As I said last week and said again to Robert Crawford personally earlier this week, I want to put on record our thanks—thanks that I am sure will be shared across the chamber—for Robert Crawford's contribution to Scottish Enterprise over the past few years. The decision that he has made will have been difficult for him. Those of us in public life in Scotland will know exactly how he was feeling and will admire him for making the decision in the way that he did.
Responsibility for taking forward the appointment of a new chief executive for Scottish Enterprise lies with the board of Scottish Enterprise. I would, however, expect the new chief executive to take forward our strategy for a smart successful Scotland.
I associate myself and, I think, my whole party with the First Minister's comments about Robert Crawford. Also, for the benefit of Duncan McNeil, I declare that I have no interest to
Does the First Minister agree that it is very unfortunate indeed that the perception exists, rightly or wrongly, that the existing chief executive of Scottish Enterprise has been hounded from office by a right-wing campaign to do in Scottish Enterprise? If we are to attract the right kind of talent to regenerate the Scottish economy, no public official should be subjected to the kind of unfair attacks that were made on Robert Crawford. That should not happen to his successor. It creates a bad image for Scotland; it is bad for the economy and bad for the future of our country.
I do not intend to speak for Robert Crawford; he is perfectly capable of speaking for himself. He has made his points very clearly this past week. However, there is a degree of cheek around among those who are willing to jump on the bandwagon and try to make some political capital out of Robert Crawford's resignation, but who, at the same time, on the Conservative benches, have spent months campaigning for something like a £200 million cut in his budget.
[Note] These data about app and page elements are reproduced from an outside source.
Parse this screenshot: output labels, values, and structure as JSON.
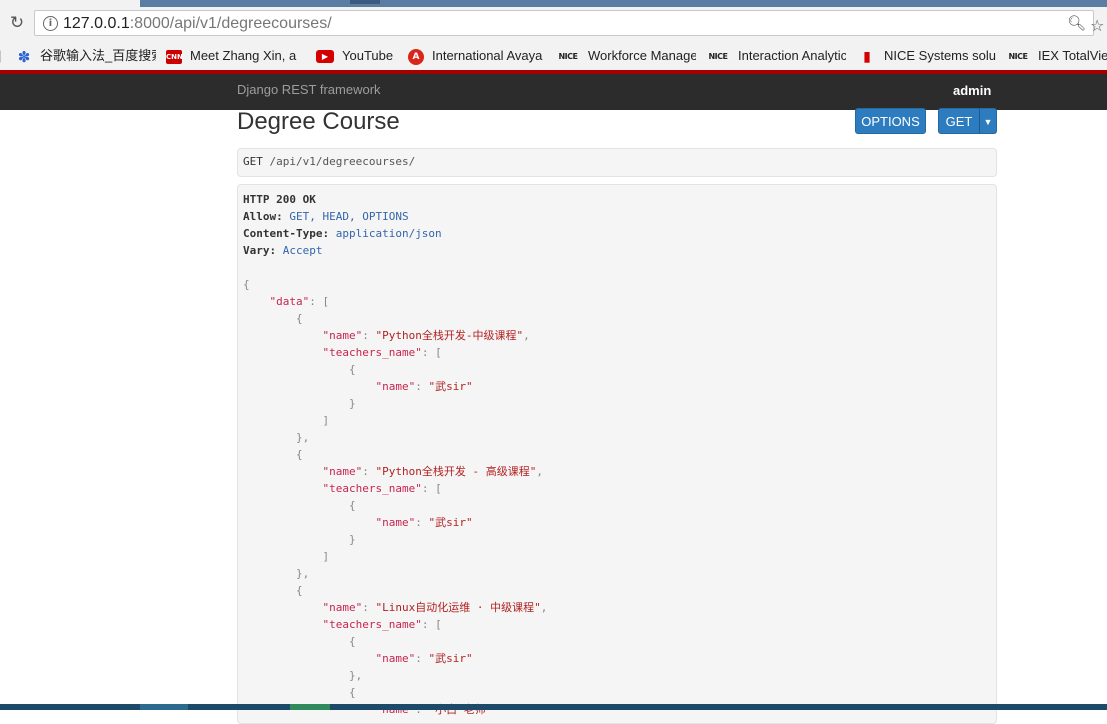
{
  "browser": {
    "url_host": "127.0.0.1",
    "url_path": ":8000/api/v1/degreecourses/",
    "bookmarks": [
      {
        "label": "谷歌输入法_百度搜索",
        "icon": "baidu-paw-icon"
      },
      {
        "label": "Meet Zhang Xin, a",
        "icon": "cnn-icon"
      },
      {
        "label": "YouTube",
        "icon": "youtube-icon"
      },
      {
        "label": "International Avaya",
        "icon": "avaya-icon"
      },
      {
        "label": "Workforce Manage",
        "icon": "nice-icon"
      },
      {
        "label": "Interaction Analytic",
        "icon": "nice-icon"
      },
      {
        "label": "NICE Systems solu",
        "icon": "flag-icon"
      },
      {
        "label": "IEX TotalView",
        "icon": "nice-icon"
      }
    ],
    "icon_text": {
      "cnn": "CNN",
      "youtube": "▶",
      "avaya": "A",
      "nice": "NICE",
      "flag": "▮"
    }
  },
  "navbar": {
    "brand": "Django REST framework",
    "user": "admin"
  },
  "page": {
    "title": "Degree Course",
    "options_label": "OPTIONS",
    "get_label": "GET",
    "request_method": "GET",
    "request_path": "/api/v1/degreecourses/"
  },
  "response": {
    "status_line": "HTTP 200 OK",
    "headers": [
      {
        "key": "Allow:",
        "value": "GET, HEAD, OPTIONS"
      },
      {
        "key": "Content-Type:",
        "value": "application/json"
      },
      {
        "key": "Vary:",
        "value": "Accept"
      }
    ],
    "body": {
      "data_key": "\"data\"",
      "name_key": "\"name\"",
      "teachers_key": "\"teachers_name\"",
      "courses": [
        {
          "name": "\"Python全栈开发-中级课程\"",
          "teachers": [
            "\"武sir\""
          ]
        },
        {
          "name": "\"Python全栈开发 - 高级课程\"",
          "teachers": [
            "\"武sir\""
          ]
        },
        {
          "name": "\"Linux自动化运维 · 中级课程\"",
          "teachers": [
            "\"武sir\"",
            "\"小白·老师\""
          ]
        }
      ]
    }
  }
}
Although I accept that Mr Neil should have no responsibility for—and certainly none of the blame for—the SNP's manifesto for the election back in May, it is the case that other members of the SNP have tried to do the same thing. To campaign for months for a substantial reduction in the training and skills budget of Scottish Enterprise and then to jump on the bandwagon when the chief executive resigns is very false indeed.
We do not support organisations or individuals; we support action for enterprise in Scotland and that is what we are going to deliver.